** Opening Record set block **

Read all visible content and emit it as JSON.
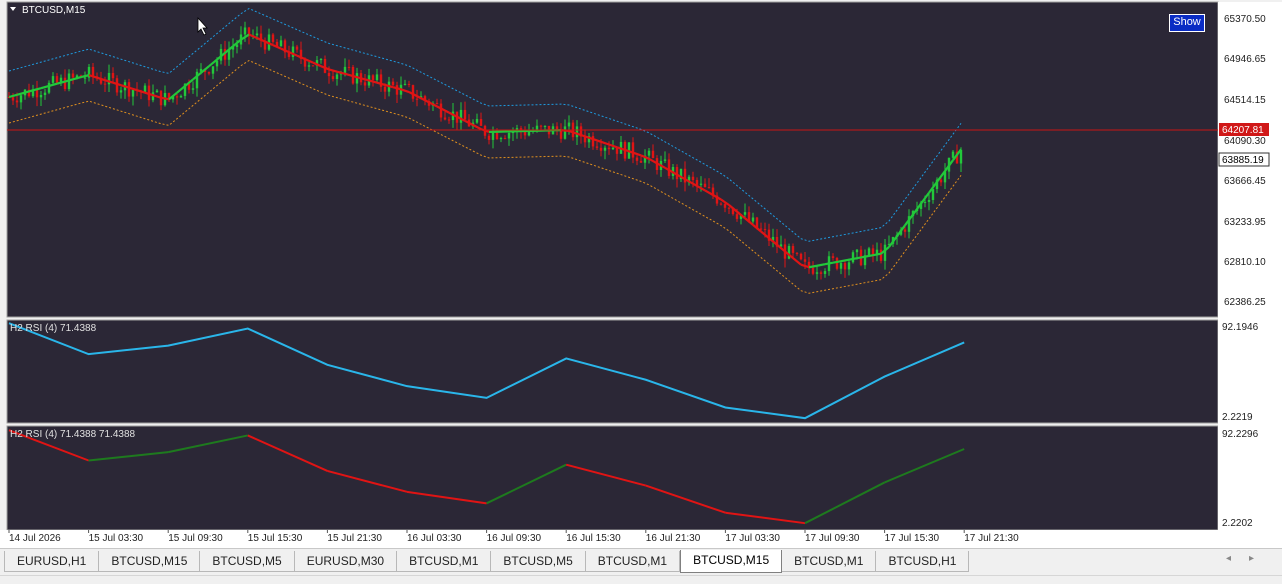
{
  "main": {
    "symbol_title": "BTCUSD,M15",
    "current_price": "64207.81",
    "marker_price": "63885.19",
    "show_button": "Show",
    "price_ticks": [
      "65370.50",
      "64946.65",
      "64514.15",
      "64090.30",
      "63666.45",
      "63233.95",
      "62810.10",
      "62386.25"
    ],
    "colors": {
      "background": "#2b2736",
      "up": "#22c83a",
      "down": "#e01414",
      "band": "#1e9be0",
      "lower_band": "#e0901e",
      "price_line": "#c81414"
    }
  },
  "rsi1": {
    "label": "H2 RSI (4) 71.4388",
    "top_tick": "92.1946",
    "bottom_tick": "2.2219",
    "line_color": "#2ab6ea"
  },
  "rsi2": {
    "label": "H2 RSI (4) 71.4388 71.4388",
    "top_tick": "92.2296",
    "bottom_tick": "2.2202"
  },
  "time_axis": [
    "14 Jul 2026",
    "15 Jul 03:30",
    "15 Jul 09:30",
    "15 Jul 15:30",
    "15 Jul 21:30",
    "16 Jul 03:30",
    "16 Jul 09:30",
    "16 Jul 15:30",
    "16 Jul 21:30",
    "17 Jul 03:30",
    "17 Jul 09:30",
    "17 Jul 15:30",
    "17 Jul 21:30"
  ],
  "tabs": [
    {
      "label": "EURUSD,H1",
      "active": false
    },
    {
      "label": "BTCUSD,M15",
      "active": false
    },
    {
      "label": "BTCUSD,M5",
      "active": false
    },
    {
      "label": "EURUSD,M30",
      "active": false
    },
    {
      "label": "BTCUSD,M1",
      "active": false
    },
    {
      "label": "BTCUSD,M5",
      "active": false
    },
    {
      "label": "BTCUSD,M1",
      "active": false
    },
    {
      "label": "BTCUSD,M15",
      "active": true
    },
    {
      "label": "BTCUSD,M1",
      "active": false
    },
    {
      "label": "BTCUSD,H1",
      "active": false
    }
  ],
  "chart_data": [
    {
      "type": "line",
      "title": "BTCUSD,M15",
      "x": [
        "14 Jul 2026",
        "15 Jul 03:30",
        "15 Jul 09:30",
        "15 Jul 15:30",
        "15 Jul 21:30",
        "16 Jul 03:30",
        "16 Jul 09:30",
        "16 Jul 15:30",
        "16 Jul 21:30",
        "17 Jul 03:30",
        "17 Jul 09:30",
        "17 Jul 15:30",
        "17 Jul 21:30"
      ],
      "series": [
        {
          "values": [
            64500,
            64720,
            64470,
            65130,
            64780,
            64560,
            64150,
            64170,
            63900,
            63450,
            62790,
            62940,
            64020
          ]
        }
      ],
      "ylim": [
        62300,
        65450
      ],
      "grid": false
    },
    {
      "type": "line",
      "title": "H2 RSI (4) 71.4388",
      "x": [
        "14 Jul 2026",
        "15 Jul 03:30",
        "15 Jul 09:30",
        "15 Jul 15:30",
        "15 Jul 21:30",
        "16 Jul 03:30",
        "16 Jul 09:30",
        "16 Jul 15:30",
        "16 Jul 21:30",
        "17 Jul 03:30",
        "17 Jul 09:30",
        "17 Jul 15:30",
        "17 Jul 21:30"
      ],
      "series": [
        {
          "values": [
            92,
            63,
            71,
            87,
            53,
            33,
            22,
            59,
            39,
            13,
            3,
            42,
            74
          ]
        }
      ],
      "ylim": [
        2.2219,
        92.1946
      ]
    }
  ]
}
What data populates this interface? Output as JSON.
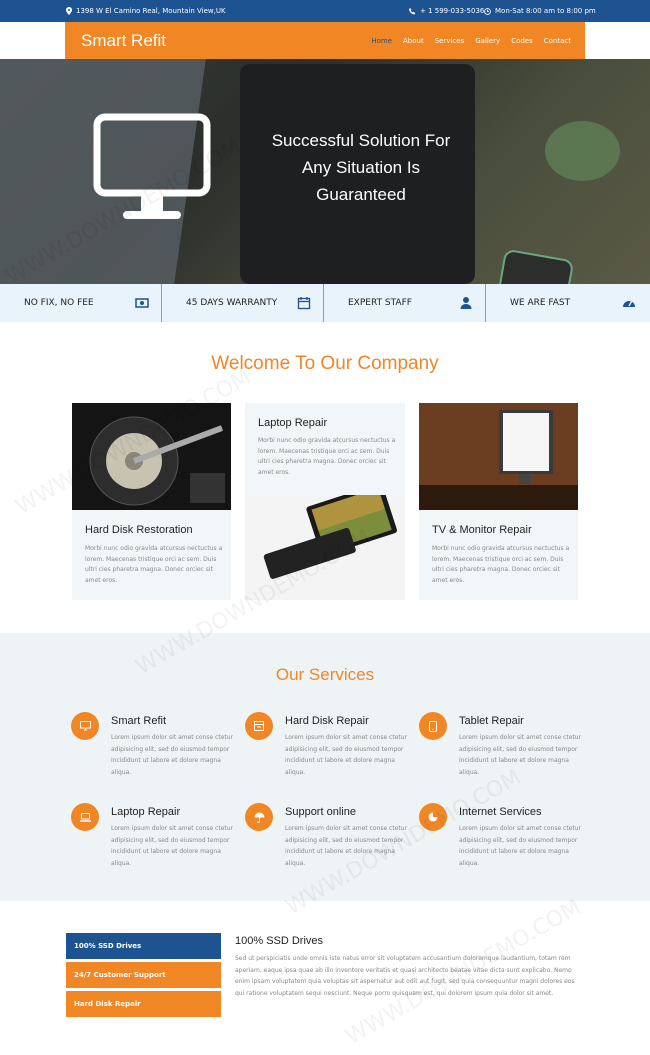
{
  "topbar": {
    "address": "1398 W El Camino Real, Mountain View,UK",
    "phone": "+ 1 599-033-5036",
    "hours": "Mon-Sat 8:00 am to 8:00 pm"
  },
  "header": {
    "brand": "Smart Refit",
    "nav": [
      "Home",
      "About",
      "Services",
      "Gallery",
      "Codes",
      "Contact"
    ],
    "active_color": "#1d5390",
    "accent": "#f18624"
  },
  "hero": {
    "headline": "Successful Solution For Any Situation Is Guaranteed",
    "icon": "monitor-icon"
  },
  "features": [
    {
      "label": "NO FIX, NO FEE",
      "icon": "money-icon"
    },
    {
      "label": "45 DAYS WARRANTY",
      "icon": "calendar-icon"
    },
    {
      "label": "EXPERT STAFF",
      "icon": "user-icon"
    },
    {
      "label": "WE ARE FAST",
      "icon": "speedometer-icon"
    }
  ],
  "welcome": {
    "title": "Welcome To Our Company",
    "cards": [
      {
        "title": "Hard Disk Restoration",
        "text": "Morbi nunc odio gravida atcursus nectuctus a lorem. Maecenas tristique orci ac sem. Duis ultri cies pharetra magna. Donec orciec sit amet eros."
      },
      {
        "title": "Laptop Repair",
        "text": "Morbi nunc odio gravida atcursus nectuctus a lorem. Maecenas tristique orci ac sem. Duis ultri cies pharetra magna. Donec orciec sit amet eros."
      },
      {
        "title": "TV & Monitor Repair",
        "text": "Morbi nunc odio gravida atcursus nectuctus a lorem. Maecenas tristique orci ac sem. Duis ultri cies pharetra magna. Donec orciec sit amet eros."
      }
    ]
  },
  "services": {
    "title": "Our Services",
    "items": [
      {
        "title": "Smart Refit",
        "icon": "desktop-icon",
        "text": "Lorem ipsum dolor sit amet conse ctetur adipisicing elit, sed do eiusmod tempor incididunt ut labore et dolore magna aliqua."
      },
      {
        "title": "Hard Disk Repair",
        "icon": "harddisk-icon",
        "text": "Lorem ipsum dolor sit amet conse ctetur adipisicing elit, sed do eiusmod tempor incididunt ut labore et dolore magna aliqua."
      },
      {
        "title": "Tablet Repair",
        "icon": "tablet-icon",
        "text": "Lorem ipsum dolor sit amet conse ctetur adipisicing elit, sed do eiusmod tempor incididunt ut labore et dolore magna aliqua."
      },
      {
        "title": "Laptop Repair",
        "icon": "laptop-icon",
        "text": "Lorem ipsum dolor sit amet conse ctetur adipisicing elit, sed do eiusmod tempor incididunt ut labore et dolore magna aliqua."
      },
      {
        "title": "Support online",
        "icon": "umbrella-icon",
        "text": "Lorem ipsum dolor sit amet conse ctetur adipisicing elit, sed do eiusmod tempor incididunt ut labore et dolore magna aliqua."
      },
      {
        "title": "Internet Services",
        "icon": "pie-icon",
        "text": "Lorem ipsum dolor sit amet conse ctetur adipisicing elit, sed do eiusmod tempor incididunt ut labore et dolore magna aliqua."
      }
    ]
  },
  "tabs": {
    "items": [
      "100% SSD Drives",
      "24/7 Customer Support",
      "Hard Disk Repair"
    ],
    "active_title": "100% SSD Drives",
    "active_text": "Sed ut perspiciatis unde omnis iste natus error sit voluptatem accusantium doloremque laudantium, totam rem aperiam, eaque ipsa quae ab illo inventore veritatis et quasi architecto beatae vitae dicta sunt explicabo. Nemo enim ipsam voluptatem quia voluptas sit aspernatur aut odit aut fugit, sed quia consequuntur magni dolores eos qui ratione voluptatem sequi nesciunt. Neque porro quisquam est, qui dolorem ipsum quia dolor sit amet."
  },
  "watermark": "WWW.DOWNDEMO.COM"
}
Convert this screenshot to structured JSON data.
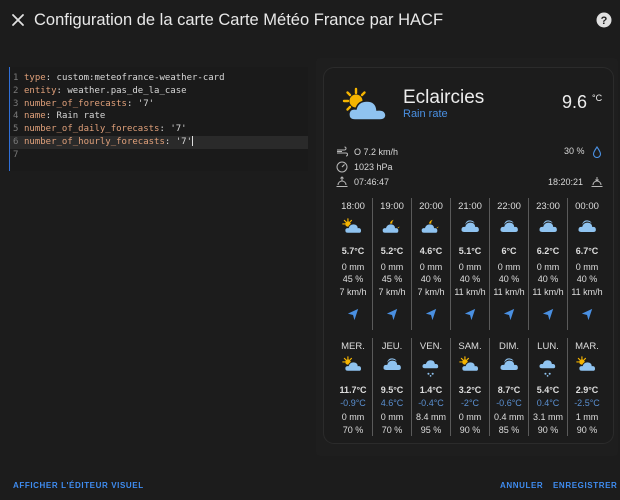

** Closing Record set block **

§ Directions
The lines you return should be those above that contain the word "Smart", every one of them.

§ Answer below
    "brand": "Smart Refit",
        "title": "Smart Refit",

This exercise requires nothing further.